On my culinary adventures across Scotland, I have eaten some spectacular food and try to always sample the speciality of the region or particular restaurant.  Throughout the years, however, there is one “delicacy” that I just haven’t got around to tasting – the deep fried Mars Bar.  I noticed it on a menu in the centre of Dundee and I was sold – I just had to try it.

This battered creation is said to have originated at a chip shop in Stonehaven, and since its discovery in the mid 90s it has even been discussed on The Tonight Show with Jay Leno. It’s not something any of us should eat on a regular basis for obvious reasons and I became slightly concerned that this would become my guilty pleasure; I could feel my arteries throbbing at the thought of it. On the other hand, if it’s so amazing, why isn’t it on menus everywhere alongside the cranachan? Only one way to find out.

I should mention that The Tinsmith does not sell itself on this particular dessert and doesn’t even shout about it, but it caught my eye and I was intrigued. I may have ventured in one day anyway, had I not seen the menu, but this was the calling card I needed.

The Tinsmith is part of the group of restaurants that includes The West House and D’Arcy Thompson, but what I like about them is that each place has entirely its own identity and style. The Tinsmith is an urban, industrial, no-frills place with bare wood, graffiti-style artwork and rustic tables. It is the type of look that comes into its own in the right lighting in the evening but bright, sunny daylight doesn’t overly do it justice.

There were more than five tables already seated when we arrived one weekday lunchtime and they weren’t, as I had expected, just the working crowd – there was a family and also a retired couple. The music was loud enough to make it feel busier than it was, making the atmosphere fine.

The menu is self-proclaimed pub grub and as such was made up of snacks, sandwiches, burgers and a few other more substantial dishes. Although a few things grabbed my attention such as the fish finger butty and the curry of the day, my attention kept returning to the pie menu – pick a pie, pick a side and pick a veg. What’s not to like?

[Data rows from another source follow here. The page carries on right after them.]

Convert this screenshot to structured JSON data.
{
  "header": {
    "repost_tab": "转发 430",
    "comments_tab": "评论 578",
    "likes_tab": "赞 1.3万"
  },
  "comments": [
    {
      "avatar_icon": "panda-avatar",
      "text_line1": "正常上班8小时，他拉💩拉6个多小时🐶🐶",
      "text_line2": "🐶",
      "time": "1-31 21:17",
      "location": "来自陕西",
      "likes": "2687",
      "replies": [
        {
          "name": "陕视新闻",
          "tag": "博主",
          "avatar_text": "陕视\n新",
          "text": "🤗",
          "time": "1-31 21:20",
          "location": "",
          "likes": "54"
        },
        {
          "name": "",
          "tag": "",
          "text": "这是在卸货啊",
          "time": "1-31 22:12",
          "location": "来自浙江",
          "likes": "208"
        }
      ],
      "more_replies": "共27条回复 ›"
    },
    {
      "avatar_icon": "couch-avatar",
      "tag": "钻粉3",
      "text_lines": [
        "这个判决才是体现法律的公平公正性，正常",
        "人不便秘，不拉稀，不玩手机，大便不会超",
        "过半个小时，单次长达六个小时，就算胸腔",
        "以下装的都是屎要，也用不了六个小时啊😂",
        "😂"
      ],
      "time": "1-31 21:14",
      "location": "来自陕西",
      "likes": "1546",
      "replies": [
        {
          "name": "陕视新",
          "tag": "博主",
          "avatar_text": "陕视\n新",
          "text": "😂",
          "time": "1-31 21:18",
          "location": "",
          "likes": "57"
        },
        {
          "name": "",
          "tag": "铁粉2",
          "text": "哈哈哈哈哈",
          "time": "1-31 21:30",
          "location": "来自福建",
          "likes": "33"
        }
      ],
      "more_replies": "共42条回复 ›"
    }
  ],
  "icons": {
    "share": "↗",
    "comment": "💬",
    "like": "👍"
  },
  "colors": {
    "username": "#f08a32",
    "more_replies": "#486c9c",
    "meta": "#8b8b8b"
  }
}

My individual, golden pie arrived neatly presented with a large quenelle of mash and a little dish of mushy peas. I had chosen the butternut squash and feta pie and it was really rather tasty. It was rustic, with lovely crisp pastry and a spicy filling. The fact that it came with a jug of gravy was a total added bonus and was quickly pooled into the mash although the pie was moist enough without it. The mash was OK, not particularly creamy as described, but lump-free and when smothered in gravy and mushy peas hit the spot nicely.

My friend opted for the burger. She did not choose the ‘Half a kilo ‘o’ kow!’  but just the comparatively modest classic variety. The patty was fairly thin but the bun and accompaniments were fresh and the fries were good. It was not the best burger in the world but for £5.95 it was incredibly good value.

 

Now, I wasn’t going to be the only one ordering dessert so soon enough the sticky toffee pudding arrived. It was hot and certainly sticky but rather heavy on the black treacle. And then we came to the main event, the reason we had come to The Tinsmith: the deep fried Mars Bar with Irn Bru ice cream.

It looked like a battered sausage, as one would expect, but with a ball of ice cream. We were actually served vanilla ice cream instead of the advertised Irn Bru but secretly, I was rather pleased about that. The spoons delved in. The batter was crisp and gave way to the sticky, oozy chocolate bar which was warm and gooey. I would love to say that after just one mouthful, I was hooked and it was the most incredible thing I had ever tasted, but it just wasn’t. The batter was savoury and tasted of chip fat and as much as I willed my tastebuds to enjoy the experience, I gave up after three mouthfuls. I am not necessarily saying that this was a bad deep fried Mars Bar; as far as I know, this could have been the best version ever created but it wasn’t for me.

I went to The Tinsmith to tick a culinary experience off my list, but what I actually found was a decent pub serving decent grub. The food is available to take away; there is a kids’ menu and even dogs are allowed in. The evenings offer live music and sport and I’m told this central venue gets incredibly busy then.

It’s relaxed, casual and somewhere I would consider popping into again for a pie or lunchtime sarnie. I won’t, however, be repeating the deep fried Mars Bar, but then I could always just have a cocktail instead.

 

Info

Price: Starters and light bites: £2.95 – £5.95; main courses: £5.25 – £14.95; desserts: £1.50 – £4.95

Value: 9/10

Menu:  7/10

Atmosphere: 7/10

Service: 6/10

Food: 7/10

Total: 36/50

Info: The Tinsmith

Address: 11 – 13 Old Hawkbill, Dundee, DD1 5EU

Tel: 01382 204198

Web: www.thetinsmith.co.uk

Breaking

    Cancel